* _Page and application data records_
+--
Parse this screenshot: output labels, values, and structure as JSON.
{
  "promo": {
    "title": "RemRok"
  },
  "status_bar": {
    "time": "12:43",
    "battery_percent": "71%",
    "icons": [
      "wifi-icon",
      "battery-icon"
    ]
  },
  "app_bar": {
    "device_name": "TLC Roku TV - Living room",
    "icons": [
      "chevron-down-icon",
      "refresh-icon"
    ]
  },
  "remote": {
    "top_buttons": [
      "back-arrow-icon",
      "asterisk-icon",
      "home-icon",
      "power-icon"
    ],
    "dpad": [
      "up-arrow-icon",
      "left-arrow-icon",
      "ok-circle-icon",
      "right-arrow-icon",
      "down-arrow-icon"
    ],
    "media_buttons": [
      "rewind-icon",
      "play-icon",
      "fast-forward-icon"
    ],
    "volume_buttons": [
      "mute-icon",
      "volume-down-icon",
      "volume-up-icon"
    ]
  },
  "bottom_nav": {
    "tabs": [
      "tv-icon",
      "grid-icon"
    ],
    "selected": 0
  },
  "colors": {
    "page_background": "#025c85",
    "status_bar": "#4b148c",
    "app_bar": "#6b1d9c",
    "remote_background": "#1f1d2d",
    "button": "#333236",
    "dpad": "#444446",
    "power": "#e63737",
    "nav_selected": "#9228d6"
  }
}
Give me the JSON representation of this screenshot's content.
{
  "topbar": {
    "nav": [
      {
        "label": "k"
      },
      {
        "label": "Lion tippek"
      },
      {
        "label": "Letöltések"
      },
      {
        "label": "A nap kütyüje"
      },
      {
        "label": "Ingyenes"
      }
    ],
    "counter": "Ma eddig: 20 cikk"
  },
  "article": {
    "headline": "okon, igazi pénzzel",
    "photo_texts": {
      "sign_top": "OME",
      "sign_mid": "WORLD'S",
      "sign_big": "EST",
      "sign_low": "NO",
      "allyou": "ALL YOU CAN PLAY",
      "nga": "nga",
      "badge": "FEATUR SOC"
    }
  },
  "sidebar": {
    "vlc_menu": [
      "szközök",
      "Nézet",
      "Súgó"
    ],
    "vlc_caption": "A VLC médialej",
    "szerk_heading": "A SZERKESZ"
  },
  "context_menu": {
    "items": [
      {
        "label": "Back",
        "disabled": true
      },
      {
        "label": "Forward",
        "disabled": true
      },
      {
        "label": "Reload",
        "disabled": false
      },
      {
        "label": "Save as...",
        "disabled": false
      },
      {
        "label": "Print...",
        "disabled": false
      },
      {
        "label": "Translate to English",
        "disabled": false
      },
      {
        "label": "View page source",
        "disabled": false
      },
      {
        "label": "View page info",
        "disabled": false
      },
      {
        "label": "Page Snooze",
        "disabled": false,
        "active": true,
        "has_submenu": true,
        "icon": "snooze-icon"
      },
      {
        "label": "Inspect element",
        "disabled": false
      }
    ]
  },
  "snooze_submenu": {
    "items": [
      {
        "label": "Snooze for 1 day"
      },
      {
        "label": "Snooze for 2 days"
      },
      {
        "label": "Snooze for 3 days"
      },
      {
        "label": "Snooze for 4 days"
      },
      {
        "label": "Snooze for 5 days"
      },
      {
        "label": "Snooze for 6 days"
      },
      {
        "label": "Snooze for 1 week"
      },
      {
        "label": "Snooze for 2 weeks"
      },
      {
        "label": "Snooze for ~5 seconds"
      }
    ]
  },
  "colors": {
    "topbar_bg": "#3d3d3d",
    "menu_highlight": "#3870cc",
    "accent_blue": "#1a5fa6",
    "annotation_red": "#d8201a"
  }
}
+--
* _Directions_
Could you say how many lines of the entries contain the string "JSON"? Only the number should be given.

* _Solved exercise_
2